# What you need to do
What lines of the material hold the string "Reference"? Pull each of them out.

# Exercise data
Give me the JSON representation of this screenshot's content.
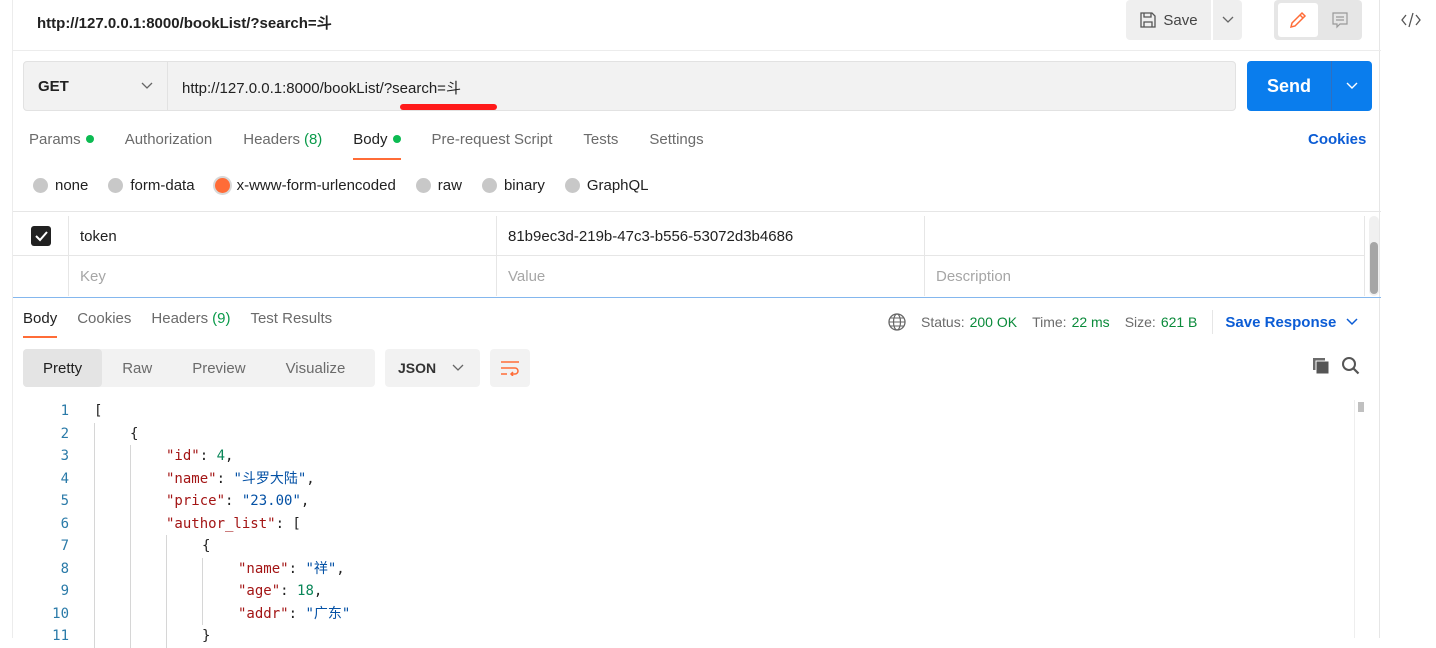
{
  "tab": {
    "title": "http://127.0.0.1:8000/bookList/?search=斗",
    "save_label": "Save"
  },
  "request": {
    "method": "GET",
    "url": "http://127.0.0.1:8000/bookList/?search=斗",
    "send_label": "Send"
  },
  "req_tabs": [
    {
      "label": "Params",
      "dot": true
    },
    {
      "label": "Authorization"
    },
    {
      "label": "Headers",
      "count": "(8)"
    },
    {
      "label": "Body",
      "dot": true,
      "active": true
    },
    {
      "label": "Pre-request Script"
    },
    {
      "label": "Tests"
    },
    {
      "label": "Settings"
    }
  ],
  "cookies_label": "Cookies",
  "body_types": [
    {
      "label": "none"
    },
    {
      "label": "form-data"
    },
    {
      "label": "x-www-form-urlencoded",
      "selected": true
    },
    {
      "label": "raw"
    },
    {
      "label": "binary"
    },
    {
      "label": "GraphQL"
    }
  ],
  "params": {
    "rows": [
      {
        "checked": true,
        "key": "token",
        "value": "81b9ec3d-219b-47c3-b556-53072d3b4686",
        "description": ""
      }
    ],
    "placeholders": {
      "key": "Key",
      "value": "Value",
      "description": "Description"
    }
  },
  "res_tabs": [
    {
      "label": "Body",
      "active": true
    },
    {
      "label": "Cookies"
    },
    {
      "label": "Headers",
      "count": "(9)"
    },
    {
      "label": "Test Results"
    }
  ],
  "response": {
    "status_label": "Status:",
    "status": "200 OK",
    "time_label": "Time:",
    "time": "22 ms",
    "size_label": "Size:",
    "size": "621 B",
    "save_response": "Save Response"
  },
  "views": [
    "Pretty",
    "Raw",
    "Preview",
    "Visualize"
  ],
  "format": "JSON",
  "code": [
    {
      "i": 0,
      "t": [
        [
          "p",
          "["
        ]
      ]
    },
    {
      "i": 1,
      "t": [
        [
          "p",
          "{"
        ]
      ]
    },
    {
      "i": 2,
      "t": [
        [
          "k",
          "\"id\""
        ],
        [
          "p",
          ": "
        ],
        [
          "n",
          "4"
        ],
        [
          "p",
          ","
        ]
      ]
    },
    {
      "i": 2,
      "t": [
        [
          "k",
          "\"name\""
        ],
        [
          "p",
          ": "
        ],
        [
          "s",
          "\"斗罗大陆\""
        ],
        [
          "p",
          ","
        ]
      ]
    },
    {
      "i": 2,
      "t": [
        [
          "k",
          "\"price\""
        ],
        [
          "p",
          ": "
        ],
        [
          "s",
          "\"23.00\""
        ],
        [
          "p",
          ","
        ]
      ]
    },
    {
      "i": 2,
      "t": [
        [
          "k",
          "\"author_list\""
        ],
        [
          "p",
          ": ["
        ]
      ]
    },
    {
      "i": 3,
      "t": [
        [
          "p",
          "{"
        ]
      ]
    },
    {
      "i": 4,
      "t": [
        [
          "k",
          "\"name\""
        ],
        [
          "p",
          ": "
        ],
        [
          "s",
          "\"祥\""
        ],
        [
          "p",
          ","
        ]
      ]
    },
    {
      "i": 4,
      "t": [
        [
          "k",
          "\"age\""
        ],
        [
          "p",
          ": "
        ],
        [
          "n",
          "18"
        ],
        [
          "p",
          ","
        ]
      ]
    },
    {
      "i": 4,
      "t": [
        [
          "k",
          "\"addr\""
        ],
        [
          "p",
          ": "
        ],
        [
          "s",
          "\"广东\""
        ]
      ]
    },
    {
      "i": 3,
      "t": [
        [
          "p",
          "}"
        ]
      ]
    }
  ]
}
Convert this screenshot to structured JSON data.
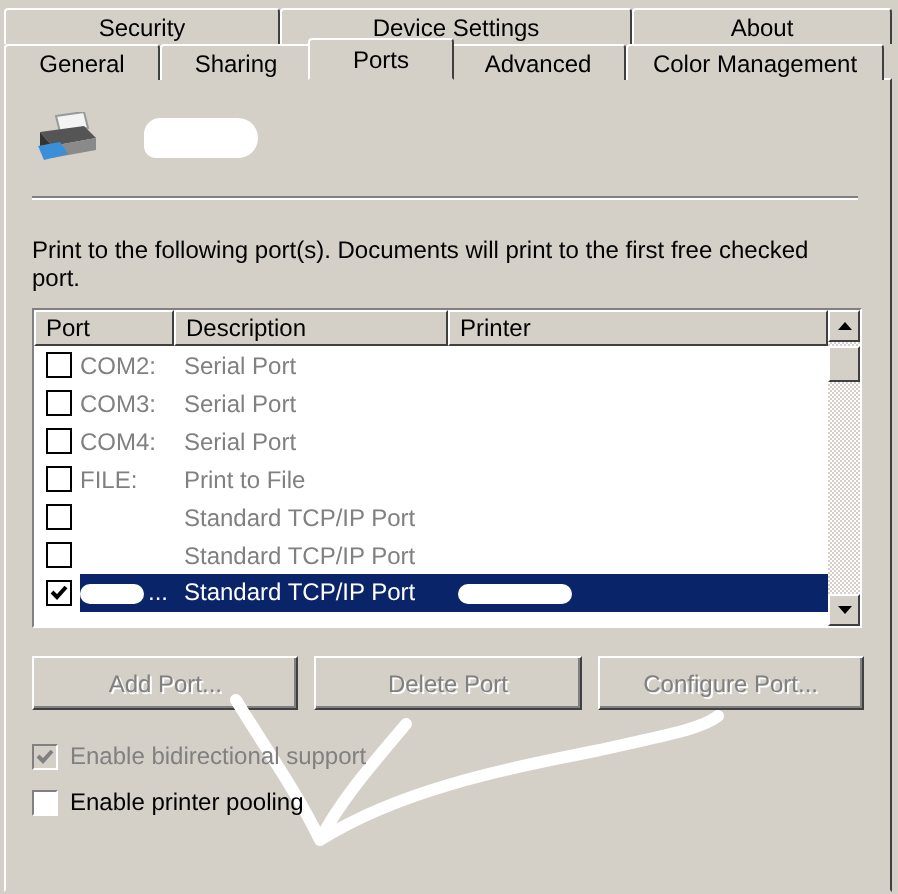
{
  "tabs_back_row": [
    {
      "label": "Security",
      "selected": false
    },
    {
      "label": "Device Settings",
      "selected": false
    },
    {
      "label": "About",
      "selected": false
    }
  ],
  "tabs": [
    {
      "label": "General",
      "selected": false
    },
    {
      "label": "Sharing",
      "selected": false
    },
    {
      "label": "Ports",
      "selected": true
    },
    {
      "label": "Advanced",
      "selected": false
    },
    {
      "label": "Color Management",
      "selected": false
    }
  ],
  "printer": {
    "name_redacted": true
  },
  "instructions": "Print to the following port(s). Documents will print to the first free checked port.",
  "port_list": {
    "columns": [
      "Port",
      "Description",
      "Printer"
    ],
    "rows": [
      {
        "port": "COM2:",
        "description": "Serial Port",
        "checked": false,
        "selected": false
      },
      {
        "port": "COM3:",
        "description": "Serial Port",
        "checked": false,
        "selected": false
      },
      {
        "port": "COM4:",
        "description": "Serial Port",
        "checked": false,
        "selected": false
      },
      {
        "port": "FILE:",
        "description": "Print to File",
        "checked": false,
        "selected": false
      },
      {
        "description": "Standard TCP/IP Port",
        "checked": false,
        "selected": false
      },
      {
        "description": "Standard TCP/IP Port",
        "checked": false,
        "selected": false
      },
      {
        "port": "...",
        "port_redacted": true,
        "description": "Standard TCP/IP Port",
        "printer_redacted": true,
        "checked": true,
        "selected": true
      }
    ]
  },
  "buttons": [
    {
      "label": "Add Port...",
      "disabled": true
    },
    {
      "label": "Delete Port",
      "disabled": true
    },
    {
      "label": "Configure Port...",
      "disabled": true
    }
  ],
  "options": [
    {
      "label": "Enable bidirectional support",
      "checked": true,
      "disabled": true
    },
    {
      "label": "Enable printer pooling",
      "checked": false,
      "disabled": false
    }
  ]
}
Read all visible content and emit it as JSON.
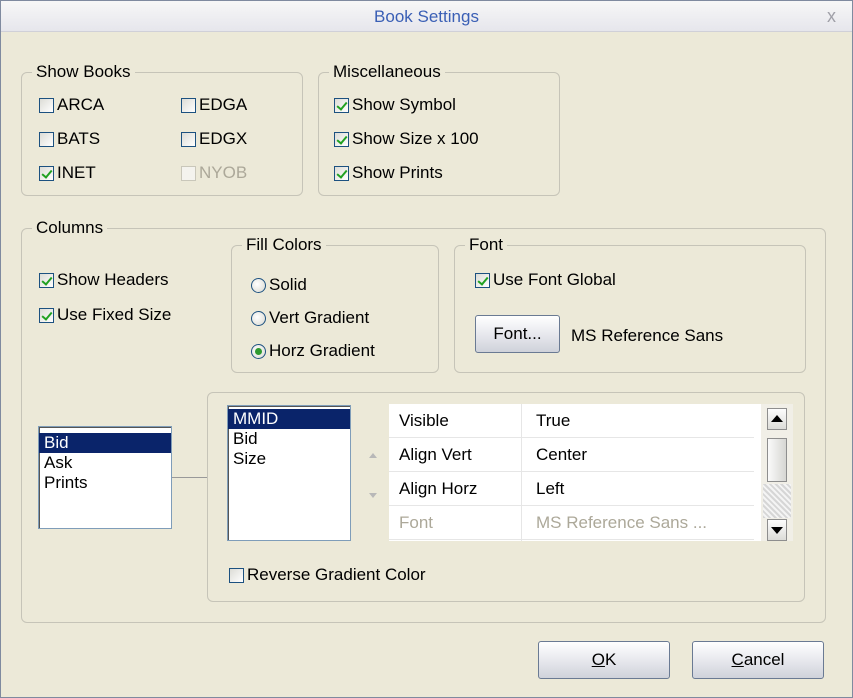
{
  "window": {
    "title": "Book Settings",
    "close": "x"
  },
  "show_books": {
    "legend": "Show Books",
    "items": [
      {
        "label": "ARCA",
        "checked": false,
        "enabled": true
      },
      {
        "label": "EDGA",
        "checked": false,
        "enabled": true
      },
      {
        "label": "BATS",
        "checked": false,
        "enabled": true
      },
      {
        "label": "EDGX",
        "checked": false,
        "enabled": true
      },
      {
        "label": "INET",
        "checked": true,
        "enabled": true
      },
      {
        "label": "NYOB",
        "checked": false,
        "enabled": false
      }
    ]
  },
  "misc": {
    "legend": "Miscellaneous",
    "show_symbol": "Show Symbol",
    "show_size": "Show Size x 100",
    "show_prints": "Show Prints"
  },
  "columns": {
    "legend": "Columns",
    "show_headers": "Show Headers",
    "use_fixed_size": "Use Fixed Size",
    "column_list": [
      "Bid",
      "Ask",
      "Prints"
    ],
    "selected_column": "Bid"
  },
  "fill_colors": {
    "legend": "Fill Colors",
    "options": [
      "Solid",
      "Vert Gradient",
      "Horz Gradient"
    ],
    "selected": "Horz Gradient"
  },
  "font": {
    "legend": "Font",
    "use_font_global": "Use Font Global",
    "font_button": "Font...",
    "font_name": "MS Reference Sans"
  },
  "field_list": [
    "MMID",
    "Bid",
    "Size"
  ],
  "selected_field": "MMID",
  "properties": [
    {
      "name": "Visible",
      "value": "True",
      "enabled": true
    },
    {
      "name": "Align Vert",
      "value": "Center",
      "enabled": true
    },
    {
      "name": "Align Horz",
      "value": "Left",
      "enabled": true
    },
    {
      "name": "Font",
      "value": "MS Reference Sans ...",
      "enabled": false
    }
  ],
  "reverse_gradient": "Reverse Gradient Color",
  "buttons": {
    "ok_underlined": "O",
    "ok_rest": "K",
    "cancel_underlined": "C",
    "cancel_rest": "ancel"
  }
}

# Solution to the problem
    "font_name": "MS Reference Sans"
      "value": "MS Reference Sans ...",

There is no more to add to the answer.